Otago University law dean Mark Henaghan. ODT files
Otago University law dean Mark Henaghan. ODT files
The University of Otago's Faculty of Law has joined the country's five other law faculties in cutting ties with the under-fire law firm Russell McVeagh while a review into claims of inappropriate sexual behaviour takes place.

University law dean Prof Mark Henaghan said the decision meant the law firm would not be able to use the university's campus to recruit students during the external review.

Each year law firms held workshops on campuses around New Zealand hoping to attract top students, he said.

Otago is joined by Auckland, Waikato, Victoria and Canterbury Universities and AUT in cutting any events on their campuses related to the firm.

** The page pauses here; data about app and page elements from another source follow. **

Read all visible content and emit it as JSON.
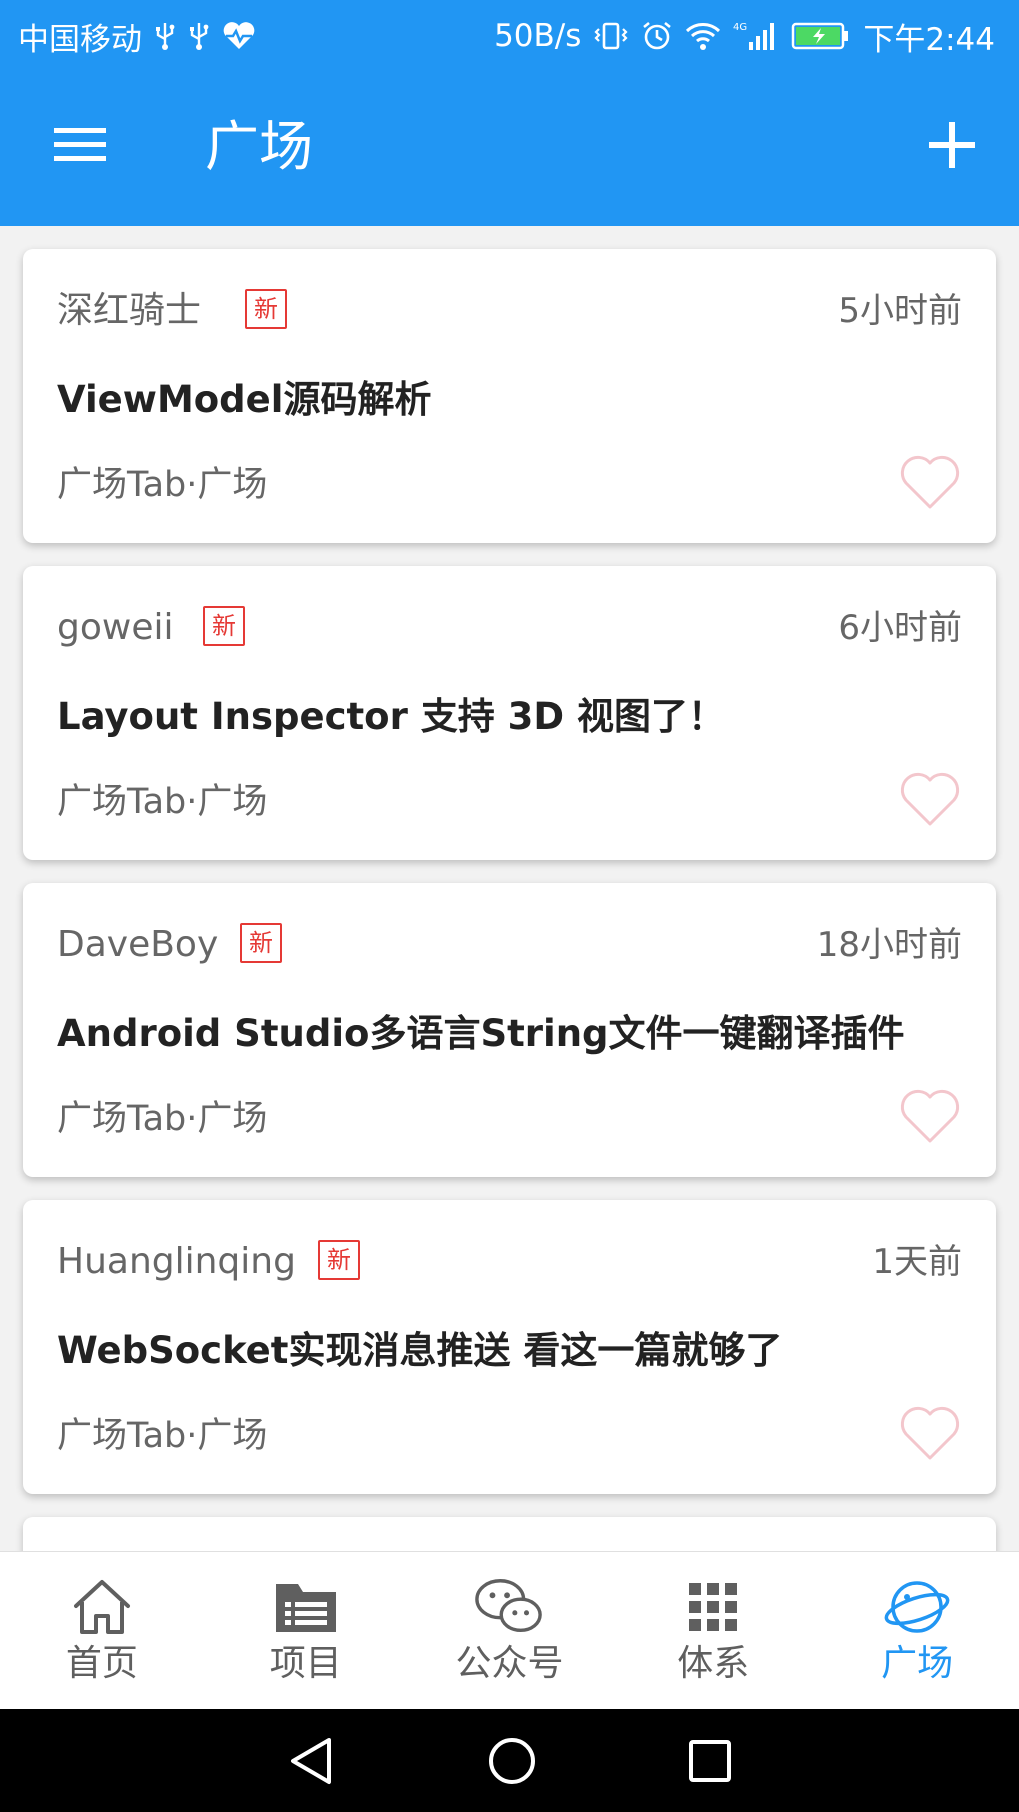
{
  "status_bar": {
    "carrier": "中国移动",
    "net_speed": "50B/s",
    "network_type": "4G",
    "time": "下午2:44",
    "icons": [
      "usb-icon",
      "usb-icon",
      "heart-monitor-icon",
      "vibrate-icon",
      "alarm-icon",
      "wifi-icon",
      "signal-icon",
      "battery-icon"
    ]
  },
  "app_bar": {
    "title": "广场",
    "menu_icon": "menu-icon",
    "add_icon": "plus-icon"
  },
  "badge_label": "新",
  "articles": [
    {
      "author": "深红骑士",
      "is_new": true,
      "time": "5小时前",
      "title": "ViewModel源码解析",
      "category": "广场Tab·广场",
      "liked": false
    },
    {
      "author": "goweii",
      "is_new": true,
      "time": "6小时前",
      "title": "Layout Inspector 支持 3D 视图了！",
      "category": "广场Tab·广场",
      "liked": false
    },
    {
      "author": "DaveBoy",
      "is_new": true,
      "time": "18小时前",
      "title": "Android Studio多语言String文件一键翻译插件",
      "category": "广场Tab·广场",
      "liked": false
    },
    {
      "author": "Huanglinqing",
      "is_new": true,
      "time": "1天前",
      "title": "WebSocket实现消息推送 看这一篇就够了",
      "category": "广场Tab·广场",
      "liked": false
    }
  ],
  "bottom_nav": [
    {
      "label": "首页",
      "icon": "home-icon",
      "active": false
    },
    {
      "label": "项目",
      "icon": "project-list-icon",
      "active": false
    },
    {
      "label": "公众号",
      "icon": "wechat-icon",
      "active": false
    },
    {
      "label": "体系",
      "icon": "grid-icon",
      "active": false
    },
    {
      "label": "广场",
      "icon": "planet-icon",
      "active": true
    }
  ],
  "colors": {
    "primary": "#2196f3",
    "badge": "#e53935",
    "like_outline": "#f3c6cc",
    "text_secondary": "#666666",
    "text_primary": "#222222",
    "nav_inactive": "#5f5f5f"
  }
}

It was a joint decision between all of the law faculties and their respective universities, Prof Henaghan said.

``Basically, that's the only contact we have with law firms is they come in, hold some workshops and do recruiting.''

Students were still free to approach Russell McVeagh themselves and would not be discouraged from doing so, he said.

An Otago law student is among those said to have been targeted by inappropriate sexual behaviour.

The student was at the firm's Wellington office as part of its summer law-clerk programme when the inappropriate behaviour was said to have occurred.

Prof Henaghan said the decision by the universities and the ongoing publicity of the situation at Russell McVeagh sent a message to other law firms about what appropriate behaviour was.

``We want our students to be safe - that's the bottom line for us.''

The Society of Otago University Law Students said in a statement yesterday it shared the university's and wider public's concerns about the inappropriate sexual behaviour that occurred.

It encouraged any current or former students to contact the society, the university or the appropriate authorities if they were concerned about anything to do with the situation.

Society president Tim Austen said he was unable to comment further until he consulted the society's executive.

Last week, Russell McVeagh announced an external review would be done in response to the ``serious'' sexual allegations involving law students.

In a statement, the firm has said it took allegations of poor behaviour involving consensual sexual events seriously and reiterated its commitment to a culture of zero tolerance of any sexual harassment.

Yesterday, the New Zealand Law Society announced it was setting up a working group to improve reporting of harassment in the legal profession.


But labour govt won't break ties why?